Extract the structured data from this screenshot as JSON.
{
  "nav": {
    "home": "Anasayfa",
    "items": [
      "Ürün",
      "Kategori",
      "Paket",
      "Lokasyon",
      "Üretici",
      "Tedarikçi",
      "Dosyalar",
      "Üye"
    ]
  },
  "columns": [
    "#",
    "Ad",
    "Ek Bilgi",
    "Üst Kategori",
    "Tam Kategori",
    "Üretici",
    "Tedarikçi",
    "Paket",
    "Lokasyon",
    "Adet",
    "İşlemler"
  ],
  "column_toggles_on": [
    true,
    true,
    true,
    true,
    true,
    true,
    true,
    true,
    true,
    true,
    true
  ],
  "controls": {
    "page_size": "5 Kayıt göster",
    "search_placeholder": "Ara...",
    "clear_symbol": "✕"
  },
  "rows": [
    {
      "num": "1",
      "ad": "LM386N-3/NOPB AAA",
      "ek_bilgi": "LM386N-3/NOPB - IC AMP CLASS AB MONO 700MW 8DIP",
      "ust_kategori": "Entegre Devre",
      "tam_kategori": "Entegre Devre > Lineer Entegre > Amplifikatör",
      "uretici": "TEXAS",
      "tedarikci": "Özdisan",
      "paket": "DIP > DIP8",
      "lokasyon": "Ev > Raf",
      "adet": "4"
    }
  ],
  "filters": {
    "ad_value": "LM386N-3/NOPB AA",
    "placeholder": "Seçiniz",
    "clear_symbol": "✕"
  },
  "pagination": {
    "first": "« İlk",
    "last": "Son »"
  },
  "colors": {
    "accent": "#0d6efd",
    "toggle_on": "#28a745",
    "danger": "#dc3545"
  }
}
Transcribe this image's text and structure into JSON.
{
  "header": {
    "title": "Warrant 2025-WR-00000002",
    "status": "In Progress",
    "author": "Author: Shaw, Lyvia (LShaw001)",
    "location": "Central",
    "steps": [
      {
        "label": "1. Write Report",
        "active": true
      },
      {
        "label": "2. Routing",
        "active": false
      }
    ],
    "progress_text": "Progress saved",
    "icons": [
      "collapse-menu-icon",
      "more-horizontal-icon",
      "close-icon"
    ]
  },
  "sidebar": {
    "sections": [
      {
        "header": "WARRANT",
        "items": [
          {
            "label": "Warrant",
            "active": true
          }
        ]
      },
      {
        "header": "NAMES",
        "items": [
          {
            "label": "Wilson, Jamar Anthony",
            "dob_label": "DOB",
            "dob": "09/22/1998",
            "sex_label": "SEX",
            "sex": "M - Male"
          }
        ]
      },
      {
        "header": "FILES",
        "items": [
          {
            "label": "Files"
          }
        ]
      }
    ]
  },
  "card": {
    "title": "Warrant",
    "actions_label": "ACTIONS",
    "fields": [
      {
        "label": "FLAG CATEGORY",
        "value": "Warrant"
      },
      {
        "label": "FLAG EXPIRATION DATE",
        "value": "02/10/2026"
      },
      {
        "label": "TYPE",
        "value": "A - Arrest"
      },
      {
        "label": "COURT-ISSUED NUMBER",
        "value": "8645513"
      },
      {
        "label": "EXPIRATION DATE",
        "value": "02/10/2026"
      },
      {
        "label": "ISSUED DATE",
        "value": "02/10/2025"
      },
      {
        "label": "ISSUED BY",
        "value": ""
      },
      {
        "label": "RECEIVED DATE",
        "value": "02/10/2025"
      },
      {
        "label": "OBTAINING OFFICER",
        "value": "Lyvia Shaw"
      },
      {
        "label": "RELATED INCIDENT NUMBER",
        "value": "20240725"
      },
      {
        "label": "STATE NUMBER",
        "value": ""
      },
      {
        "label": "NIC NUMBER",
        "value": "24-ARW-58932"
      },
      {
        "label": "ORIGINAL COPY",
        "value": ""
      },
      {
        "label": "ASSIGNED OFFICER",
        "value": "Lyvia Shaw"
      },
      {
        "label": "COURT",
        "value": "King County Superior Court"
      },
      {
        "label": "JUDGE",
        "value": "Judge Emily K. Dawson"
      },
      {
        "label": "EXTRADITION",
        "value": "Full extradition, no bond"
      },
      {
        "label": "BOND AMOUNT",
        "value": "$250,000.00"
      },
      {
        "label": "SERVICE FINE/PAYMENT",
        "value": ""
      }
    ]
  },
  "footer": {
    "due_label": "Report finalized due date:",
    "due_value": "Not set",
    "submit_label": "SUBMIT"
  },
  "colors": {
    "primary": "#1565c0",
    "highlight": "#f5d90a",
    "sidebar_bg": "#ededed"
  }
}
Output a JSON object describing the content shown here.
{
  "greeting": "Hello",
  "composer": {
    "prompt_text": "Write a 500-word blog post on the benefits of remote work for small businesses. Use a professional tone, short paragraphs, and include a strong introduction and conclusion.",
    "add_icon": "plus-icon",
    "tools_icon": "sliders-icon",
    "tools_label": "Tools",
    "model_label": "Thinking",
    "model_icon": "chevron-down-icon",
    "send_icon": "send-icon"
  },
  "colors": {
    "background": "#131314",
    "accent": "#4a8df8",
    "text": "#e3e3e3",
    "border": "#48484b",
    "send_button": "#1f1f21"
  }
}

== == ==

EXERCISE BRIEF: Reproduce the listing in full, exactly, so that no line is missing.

WRITTEN RESPONSE:
Extract the structured data from this screenshot as JSON.
{
  "nav": {
    "home": "Anasayfa",
    "items": [
      "Ürün",
      "Kategori",
      "Paket",
      "Lokasyon",
      "Üretici",
      "Tedarikçi",
      "Dosyalar",
      "Üye"
    ]
  },
  "columns": [
    "#",
    "Ad",
    "Ek Bilgi",
    "Üst Kategori",
    "Tam Kategori",
    "Üretici",
    "Tedarikçi",
    "Paket",
    "Lokasyon",
    "Adet",
    "İşlemler"
  ],
  "column_toggles_on": [
    true,
    true,
    true,
    true,
    true,
    true,
    true,
    true,
    true,
    true,
    true
  ],
  "controls": {
    "page_size": "5 Kayıt göster",
    "search_placeholder": "Ara...",
    "clear_symbol": "✕"
  },
  "rows": [
    {
      "num": "1",
      "ad": "LM386N-3/NOPB AAA",
      "ek_bilgi": "LM386N-3/NOPB - IC AMP CLASS AB MONO 700MW 8DIP",
      "ust_kategori": "Entegre Devre",
      "tam_kategori": "Entegre Devre > Lineer Entegre > Amplifikatör",
      "uretici": "TEXAS",
      "tedarikci": "Özdisan",
      "paket": "DIP > DIP8",
      "lokasyon": "Ev > Raf",
      "adet": "4"
    }
  ],
  "filters": {
    "ad_value": "LM386N-3/NOPB AA",
    "placeholder": "Seçiniz",
    "clear_symbol": "✕"
  },
  "pagination": {
    "first": "« İlk",
    "last": "Son »"
  },
  "colors": {
    "accent": "#0d6efd",
    "toggle_on": "#28a745",
    "danger": "#dc3545"
  }
}
Transcribe this image's text and structure into JSON.
{
  "header": {
    "title": "Warrant 2025-WR-00000002",
    "status": "In Progress",
    "author": "Author: Shaw, Lyvia (LShaw001)",
    "location": "Central",
    "steps": [
      {
        "label": "1. Write Report",
        "active": true
      },
      {
        "label": "2. Routing",
        "active": false
      }
    ],
    "progress_text": "Progress saved",
    "icons": [
      "collapse-menu-icon",
      "more-horizontal-icon",
      "close-icon"
    ]
  },
  "sidebar": {
    "sections": [
      {
        "header": "WARRANT",
        "items": [
          {
            "label": "Warrant",
            "active": true
          }
        ]
      },
      {
        "header": "NAMES",
        "items": [
          {
            "label": "Wilson, Jamar Anthony",
            "dob_label": "DOB",
            "dob": "09/22/1998",
            "sex_label": "SEX",
            "sex": "M - Male"
          }
        ]
      },
      {
        "header": "FILES",
        "items": [
          {
            "label": "Files"
          }
        ]
      }
    ]
  },
  "card": {
    "title": "Warrant",
    "actions_label": "ACTIONS",
    "fields": [
      {
        "label": "FLAG CATEGORY",
        "value": "Warrant"
      },
      {
        "label": "FLAG EXPIRATION DATE",
        "value": "02/10/2026"
      },
      {
        "label": "TYPE",
        "value": "A - Arrest"
      },
      {
        "label": "COURT-ISSUED NUMBER",
        "value": "8645513"
      },
      {
        "label": "EXPIRATION DATE",
        "value": "02/10/2026"
      },
      {
        "label": "ISSUED DATE",
        "value": "02/10/2025"
      },
      {
        "label": "ISSUED BY",
        "value": ""
      },
      {
        "label": "RECEIVED DATE",
        "value": "02/10/2025"
      },
      {
        "label": "OBTAINING OFFICER",
        "value": "Lyvia Shaw"
      },
      {
        "label": "RELATED INCIDENT NUMBER",
        "value": "20240725"
      },
      {
        "label": "STATE NUMBER",
        "value": ""
      },
      {
        "label": "NIC NUMBER",
        "value": "24-ARW-58932"
      },
      {
        "label": "ORIGINAL COPY",
        "value": ""
      },
      {
        "label": "ASSIGNED OFFICER",
        "value": "Lyvia Shaw"
      },
      {
        "label": "COURT",
        "value": "King County Superior Court"
      },
      {
        "label": "JUDGE",
        "value": "Judge Emily K. Dawson"
      },
      {
        "label": "EXTRADITION",
        "value": "Full extradition, no bond"
      },
      {
        "label": "BOND AMOUNT",
        "value": "$250,000.00"
      },
      {
        "label": "SERVICE FINE/PAYMENT",
        "value": ""
      }
    ]
  },
  "footer": {
    "due_label": "Report finalized due date:",
    "due_value": "Not set",
    "submit_label": "SUBMIT"
  },
  "colors": {
    "primary": "#1565c0",
    "highlight": "#f5d90a",
    "sidebar_bg": "#ededed"
  }
}
Output a JSON object describing the content shown here.
{
  "greeting": "Hello",
  "composer": {
    "prompt_text": "Write a 500-word blog post on the benefits of remote work for small businesses. Use a professional tone, short paragraphs, and include a strong introduction and conclusion.",
    "add_icon": "plus-icon",
    "tools_icon": "sliders-icon",
    "tools_label": "Tools",
    "model_label": "Thinking",
    "model_icon": "chevron-down-icon",
    "send_icon": "send-icon"
  },
  "colors": {
    "background": "#131314",
    "accent": "#4a8df8",
    "text": "#e3e3e3",
    "border": "#48484b",
    "send_button": "#1f1f21"
  }
}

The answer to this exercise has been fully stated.